NEW DELHI // Popular among his colleagues but not a populist, India's finance minister Pranab Mukherjee has emerged as the front-runner to be the 13th president of India.
No other strong contenders have emerged to contest against the diminutive Mr Mukherjee, 76, after his party, the Congress, nominated him as their candidate for the July 19 elections. If he wins, it will mark an end to a distinguished political career.
The role is largely ceremonial but, after general elections, the president can select the party or parties to form a government. That power may come into play in 2014 as neither of the two main parties - Congress and the Bharatiya Janata Party - are expected to win convincing majorities. The Indian president is chosen by an electoral college that comprises the members of both houses of parliament as well as all the members of the state legislatures - nearly 4,900 people, in total. Indian presidents have never ventured back into political life after their retirement.
"In running the government, Mr Mukherjee has been my most valued colleague," said Manmohan Singh, the Indian prime minister, last December, presenting Mr Mukherjee with The Best Administrator in India award for 2011. "There are few people in our politics today who can match his long and exemplary record of public service."
Mr Mukherjee's parliamentary career stretches back to 1969, when he was nominated as a member of the Rajya Sabha - the upper house of India's parliament. Since then, he has served as finance minister several times. At various other points, he has been minister for defence, external affairs, transport, and communication.
Only in 2004 did Mr Mukherjee win a popular election. "He isn't a mass politician that way. He can't connect to the crowds," said one Congress party member who knows Mr Mukherjee.
Born in Birbhum district in the state of West Bengal, Mr Mukherjee studied history and political science at the University of Calcutta, before going on to work first as a teacher and then as a journalist.
In 1967, Mr Mukherjee was a young officer of the Bangla Congress, which had broken away from the main Congress party and which was part of the coalition governing West Bengal. "The Bangla Congress must have thought: 'This fellow can speak English, he has studied political science, so let's send him to the Rajya Sabha'," said Tarun Ganguly, a former Kolkata bureau chief of The Telegraph newspaper.
In New Delhi, Mr Mukherjee rapidly caught the eye of Indira Gandhi, and as the Bangla Congress disintegrated, he rejoined the Congress party in 1970.
Ms Gandhi would subsequently give Mr Mukherjee his first finance ministry in 1982. That year, when he presented his first budget for an hour and 35 minutes, Ms Gandhi remarked: "The shortest finance minister has delivered the longest budget speech."

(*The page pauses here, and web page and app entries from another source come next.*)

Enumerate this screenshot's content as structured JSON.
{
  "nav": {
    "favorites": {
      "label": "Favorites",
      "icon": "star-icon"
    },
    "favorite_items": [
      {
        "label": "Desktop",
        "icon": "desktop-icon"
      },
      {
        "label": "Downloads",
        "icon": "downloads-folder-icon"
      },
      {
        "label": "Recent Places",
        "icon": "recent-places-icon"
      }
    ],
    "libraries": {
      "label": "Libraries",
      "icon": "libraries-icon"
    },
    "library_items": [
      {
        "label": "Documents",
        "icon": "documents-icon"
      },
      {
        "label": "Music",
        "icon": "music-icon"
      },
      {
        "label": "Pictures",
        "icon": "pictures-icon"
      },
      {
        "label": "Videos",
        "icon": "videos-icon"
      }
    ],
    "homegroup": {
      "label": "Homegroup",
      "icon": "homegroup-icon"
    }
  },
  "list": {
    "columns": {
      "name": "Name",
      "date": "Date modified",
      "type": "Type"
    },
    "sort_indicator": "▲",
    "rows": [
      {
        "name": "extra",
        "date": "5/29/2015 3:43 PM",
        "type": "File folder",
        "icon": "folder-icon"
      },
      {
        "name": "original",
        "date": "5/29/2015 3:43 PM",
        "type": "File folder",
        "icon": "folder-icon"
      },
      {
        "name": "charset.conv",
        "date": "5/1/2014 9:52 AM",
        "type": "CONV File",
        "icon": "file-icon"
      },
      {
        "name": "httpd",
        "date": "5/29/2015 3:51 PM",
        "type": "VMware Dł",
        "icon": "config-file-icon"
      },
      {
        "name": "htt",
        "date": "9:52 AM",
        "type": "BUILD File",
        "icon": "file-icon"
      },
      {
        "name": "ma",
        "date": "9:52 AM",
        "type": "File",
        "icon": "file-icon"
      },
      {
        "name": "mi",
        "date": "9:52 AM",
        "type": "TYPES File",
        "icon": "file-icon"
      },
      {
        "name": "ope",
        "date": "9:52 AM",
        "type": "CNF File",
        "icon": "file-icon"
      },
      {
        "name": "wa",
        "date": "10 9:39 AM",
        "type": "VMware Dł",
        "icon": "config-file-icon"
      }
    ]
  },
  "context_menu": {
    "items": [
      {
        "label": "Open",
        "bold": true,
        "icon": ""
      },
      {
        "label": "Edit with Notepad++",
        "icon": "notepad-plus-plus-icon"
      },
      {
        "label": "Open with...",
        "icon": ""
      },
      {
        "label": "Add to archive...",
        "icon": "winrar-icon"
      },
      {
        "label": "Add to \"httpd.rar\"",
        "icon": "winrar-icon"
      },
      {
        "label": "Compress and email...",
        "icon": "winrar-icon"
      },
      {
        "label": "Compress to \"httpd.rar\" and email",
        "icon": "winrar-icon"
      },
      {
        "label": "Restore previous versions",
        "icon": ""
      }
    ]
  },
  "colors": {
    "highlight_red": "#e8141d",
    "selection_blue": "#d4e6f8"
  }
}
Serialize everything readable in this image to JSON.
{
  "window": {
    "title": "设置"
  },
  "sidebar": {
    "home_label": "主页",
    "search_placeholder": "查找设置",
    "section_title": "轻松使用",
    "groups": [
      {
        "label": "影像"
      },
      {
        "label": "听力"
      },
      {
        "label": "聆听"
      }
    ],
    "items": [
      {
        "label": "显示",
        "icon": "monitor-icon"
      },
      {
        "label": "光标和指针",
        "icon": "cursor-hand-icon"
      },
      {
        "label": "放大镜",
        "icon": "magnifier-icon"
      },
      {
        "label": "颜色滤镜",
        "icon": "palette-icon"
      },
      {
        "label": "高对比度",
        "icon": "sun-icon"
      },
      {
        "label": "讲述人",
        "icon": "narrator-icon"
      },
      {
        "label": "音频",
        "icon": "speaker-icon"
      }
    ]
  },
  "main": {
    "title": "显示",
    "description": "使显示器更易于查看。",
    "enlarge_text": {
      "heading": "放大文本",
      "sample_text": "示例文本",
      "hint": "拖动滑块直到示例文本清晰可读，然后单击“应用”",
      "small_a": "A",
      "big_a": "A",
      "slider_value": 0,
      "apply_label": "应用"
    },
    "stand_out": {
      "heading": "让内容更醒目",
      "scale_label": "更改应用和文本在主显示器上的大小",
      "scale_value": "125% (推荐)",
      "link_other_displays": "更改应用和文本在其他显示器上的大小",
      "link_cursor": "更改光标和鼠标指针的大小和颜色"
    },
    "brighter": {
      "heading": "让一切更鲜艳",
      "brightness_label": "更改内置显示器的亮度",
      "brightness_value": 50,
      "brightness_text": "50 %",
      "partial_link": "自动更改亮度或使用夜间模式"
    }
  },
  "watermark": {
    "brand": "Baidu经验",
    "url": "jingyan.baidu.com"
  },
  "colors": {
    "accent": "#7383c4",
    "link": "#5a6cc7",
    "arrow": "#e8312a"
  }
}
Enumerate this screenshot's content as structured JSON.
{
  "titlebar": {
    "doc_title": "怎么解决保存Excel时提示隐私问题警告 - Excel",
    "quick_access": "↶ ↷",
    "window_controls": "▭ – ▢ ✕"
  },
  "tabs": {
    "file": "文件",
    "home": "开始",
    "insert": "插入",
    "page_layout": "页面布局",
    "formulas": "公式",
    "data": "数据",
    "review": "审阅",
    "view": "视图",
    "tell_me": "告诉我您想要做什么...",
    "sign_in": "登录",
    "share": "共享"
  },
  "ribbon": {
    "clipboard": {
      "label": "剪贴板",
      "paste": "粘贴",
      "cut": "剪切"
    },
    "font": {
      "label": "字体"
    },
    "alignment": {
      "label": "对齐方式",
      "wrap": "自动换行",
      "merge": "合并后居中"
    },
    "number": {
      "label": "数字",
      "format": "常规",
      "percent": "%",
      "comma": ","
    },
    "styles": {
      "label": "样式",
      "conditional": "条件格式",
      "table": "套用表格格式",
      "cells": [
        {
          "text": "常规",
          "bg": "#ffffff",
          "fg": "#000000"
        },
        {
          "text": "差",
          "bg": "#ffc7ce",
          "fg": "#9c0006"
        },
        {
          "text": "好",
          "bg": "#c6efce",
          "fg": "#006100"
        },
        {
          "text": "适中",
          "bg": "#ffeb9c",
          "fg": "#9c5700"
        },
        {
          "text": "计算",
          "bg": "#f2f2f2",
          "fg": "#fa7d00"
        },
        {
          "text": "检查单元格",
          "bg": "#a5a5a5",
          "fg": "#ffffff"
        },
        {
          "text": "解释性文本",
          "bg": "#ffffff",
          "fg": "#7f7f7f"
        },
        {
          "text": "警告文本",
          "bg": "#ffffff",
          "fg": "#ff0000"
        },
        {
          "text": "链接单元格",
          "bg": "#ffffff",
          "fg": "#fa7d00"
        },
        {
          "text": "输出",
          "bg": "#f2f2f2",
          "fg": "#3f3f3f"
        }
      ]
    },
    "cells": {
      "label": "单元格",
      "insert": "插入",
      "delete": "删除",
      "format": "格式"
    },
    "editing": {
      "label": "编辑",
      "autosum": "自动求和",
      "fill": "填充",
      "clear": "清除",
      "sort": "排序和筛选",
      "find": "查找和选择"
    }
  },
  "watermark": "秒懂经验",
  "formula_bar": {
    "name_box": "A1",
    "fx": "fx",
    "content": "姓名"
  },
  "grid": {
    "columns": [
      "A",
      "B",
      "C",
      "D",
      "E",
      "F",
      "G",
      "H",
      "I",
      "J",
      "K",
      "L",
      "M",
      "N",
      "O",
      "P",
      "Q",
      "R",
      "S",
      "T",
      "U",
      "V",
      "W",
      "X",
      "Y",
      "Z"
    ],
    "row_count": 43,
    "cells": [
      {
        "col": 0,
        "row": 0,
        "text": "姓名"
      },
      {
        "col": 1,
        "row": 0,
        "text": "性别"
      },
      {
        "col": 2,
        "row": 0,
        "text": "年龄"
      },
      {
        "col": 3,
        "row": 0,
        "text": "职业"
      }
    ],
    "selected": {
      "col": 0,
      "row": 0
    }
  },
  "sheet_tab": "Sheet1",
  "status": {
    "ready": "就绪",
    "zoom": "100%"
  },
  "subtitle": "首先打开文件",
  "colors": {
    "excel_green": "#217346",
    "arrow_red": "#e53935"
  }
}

The key to Mr Mukherjee's longevity in politics, Mr Ganguly said, has been his willingness to improve himself. "He comes from a village, and he went to a village school, not some highfalutin' institution," he said. "You can even tell that from his accent now."
But Mr Mukherjee is a voracious reader, Mr Ganguly observed, and he has "tremendous concentration powers and a memory like an elephant's".
He derives his pleasures from work, Mr Ganguly said.
"He has acquired a reputation as the Congress party's firefighter," he added. "And somehow, he has maintained good relations with other parties, because he isn't overbearing. He listens more than he talks."
Mr Mukherjee's nomination has not escaped opposition entirely.
The chief minister of his home state of West Bengal, Mamata Banerjee, still refuses to endorse his candidature, even though her party is a coalition partner of the Congress in the central government.
On Monday, another voice of dissent emerged from Arvind Kejriwal, one of the leading lights of the India Against Corruption movement, which has gathered strength over the last two years.
Mr Kejriwal pointed out that some corruption allegations against Mr Mukherjee have not yet been resolved - notably in a 2005 Scorpene submarine deal between India and France, signed when Mr Mukherjee was defence minister.
In 2006, the opposition Bharatiya Janata Party claimed, in parliament, that the deal - worth 188 billion rupees (Dh12.33bn) - earned unnamed middlemen in the Congress party a four per cent commission. Mr Mukherjee refused to order an investigation into the affair at the time.
Mr Kejriwal has called for an inquiry to begin ahead of Mr Mukherjee's confirmation as president, noting that once he is installed as president, he will be granted judicial immunity, which would impede further investigation.
"The probe should be conducted by an independent agency," Mr Kejriwal said in a statement. "The post of the president is the most dignified, and anybody considered for the post should carry a clean image. Whatever be the allegations against Mukherjee, they must be probed."
Having reached the highest echelons of Indian politics, the Congress party member said Mr Mukherjee may feel some regret that he never became prime minister.
"Frankly, I think he had harboured thoughts of being prime minister at one stage," he said. "But he must have figured that in the elections in 2014, the Congress may not come back to power, and that he would be too old to wait for the 2019 elections."
"In the final analysis, I think he would have figured: 'The presidency is still the presidency'," he added. "He would still be head of state, the first citizen of India."